The idea that the God of the Bible existed as three distinct persons all rolled into one deity has had support from pre-medieval clergy unto the present, but is the term 'trinity' an accurate term based on biblical scripture?
The word 'trinity' itself appeared in the 2nd century in the Greek writings of a theologian named Theophilus of Antioch. However, his use of the word did not carry the same meaning as it would in later centuries concerning a Godhead. He writes, "In like manner also the three days which were before the luminaries, are types of the trinity of God, and His Word, and His wisdom." A later understanding of the trinity would be the Father, the Son, and the Holy Spirit.
The latter interpretation appeared in the writings of the Catholic theologian Tertullian who was noted as the first to use the word trinity in Latin. Arguing against those at the time who did not believe in a trinity, Tertulllian writes,
The numerical order and distribution of the Trinity they assume to be a division of the Unity...They are constantly throwing out against us that we are preachers of two gods and three gods, while they take to themselves pre-eminently the credit of being worshippers of the One God."
Tertullian's trinitarian view was later defended and established by the Catholic Church in the 4th century in its Nicene Creed. This Creed was considered law by the early Catholic Church and those who opposed it with an alternate viewpoint, were quickly sought out as being heretics. Concerning this issue, the Creed states,
But those who say: 'There was a time when he was not;' and 'He was not before he was made;' and 'He was made out of nothing,' or 'He is of another substance' or 'essence,' or 'The Son of God is created,' or 'changeable,' or 'alterable'—they are condemned by the holy catholic and apostolic Church."
Protestants later adopted the trinity formula from the Catholics, and in most modern denominations, the trinity doctrine is taught and adhered to. Instead of the finger pointing and declaring of non-believers of this formula as being heretics, non-trinitarians are simply seen as those who do not understand the 'mystery of the trinity' in current times. However, to support their view of the trinity's existence, both Catholics and Protestants turn to scripture.
The most notable passage in the Bible that trinitarians cite as evidence for a trinity is in Matthew 28:19. The passage reads, "Travel then, making disciples of all the nations, immersing them into the name of the Father, and of the Son and of the Holy Spirit." For centuries, this passage has been the main driver for the argument for three persons in one. However, the Bible itself never uses the word trinity to describe the passage above.
An alarming example of this teaching possibly being forced on the Bible is the controversy surrounding another passage in the Bible used by many trinitarians. In 1 John 5:7, certain translations, most notably the early King James Version reads, "There are three that testify in heaven, the Father, the Word, and the Holy Spirit, and these three are one." This passage would seem like sheer evidence to support the trinity argument, however, most of the earliest Greek manuscripts and subsequent translations do not have this sentence. Scholars believe the passage is a later addition.
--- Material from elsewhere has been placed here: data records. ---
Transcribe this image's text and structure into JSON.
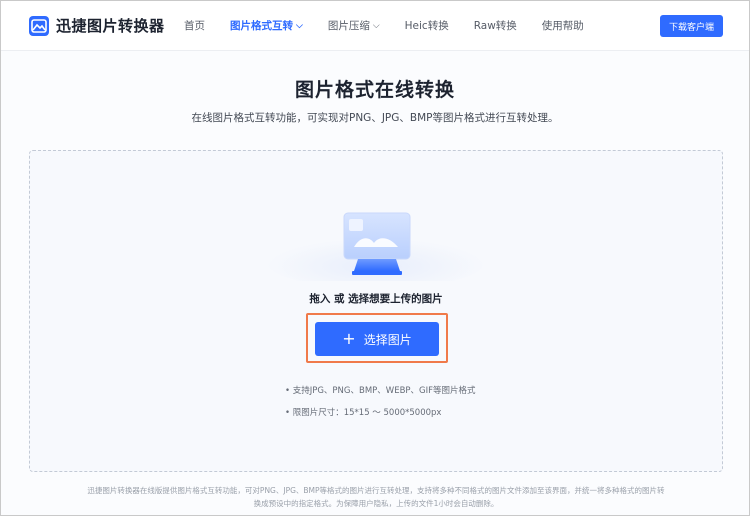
{
  "header": {
    "app_name": "迅捷图片转换器",
    "nav": [
      {
        "label": "首页",
        "active": false,
        "dropdown": false
      },
      {
        "label": "图片格式互转",
        "active": true,
        "dropdown": true
      },
      {
        "label": "图片压缩",
        "active": false,
        "dropdown": true
      },
      {
        "label": "Heic转换",
        "active": false,
        "dropdown": false
      },
      {
        "label": "Raw转换",
        "active": false,
        "dropdown": false
      },
      {
        "label": "使用帮助",
        "active": false,
        "dropdown": false
      }
    ],
    "download_label": "下载客户端"
  },
  "main": {
    "title": "图片格式在线转换",
    "subtitle": "在线图片格式互转功能，可实现对PNG、JPG、BMP等图片格式进行互转处理。"
  },
  "upload": {
    "drop_text": "拖入 或 选择想要上传的图片",
    "select_label": "选择图片",
    "tips": [
      "• 支持JPG、PNG、BMP、WEBP、GIF等图片格式",
      "• 限图片尺寸：15*15 ～ 5000*5000px"
    ]
  },
  "footer": {
    "line1": "迅捷图片转换器在线版提供图片格式互转功能，可对PNG、JPG、BMP等格式的图片进行互转处理，支持将多种不同格式的图片文件添加至该界面，并统一将多种格式的图片转",
    "line2": "换成预设中的指定格式。为保障用户隐私，上传的文件1小时会自动删除。"
  },
  "colors": {
    "accent": "#2f6bff",
    "highlight": "#f07a4a"
  }
}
In the Old Testament, Moses was credited for affirming the oneness of God when he said, "Hear, Israel, the Lord our God, the Lord is one." Jesus even quoted Moses, saying that this was even a part of the first commandment. So what then was the need to complicate the simplicity of the one God formula into three as one? Was it a matter of church dogma blended with personal interpretations? Or did the Catholic Church itself not fully grasp God's entity?
The Bible establishes that God, the Father is a spiritual being who created all things. John chapter 1 reveals that Jesus is the word in which God spoke and created all things with. The Holy Spirit is the breath of God. The word spirit in Hebrew is 'Rooakh' which literally means breath/spirit. An example of this would be one God and His powers as opposed to three distinct persons.
For example, if a man blows out a candle, can it be said that the breath that blew out the candle is distinct from the man, making them a duality? Or if a radio personality's voice is played as a recording in California, yet the radio host lives in New York, is his voice now distinct from him as to call this a duality as well? God can be seen as the one who sent his powers into the world, as the man who sent his breath across the candle, or the radio host who sits on one coast while his voice is played on another.
This all equals one entity. Adding the trinity formula seems to complicate the issue no matter how well one believes they can explain it. However, the trinity doctrine does not seem to be fleeing anytime soon. The early Catholic Church seems to have put an eternal staple on the argument to which a vast number of denominations have accepted as biblical truth.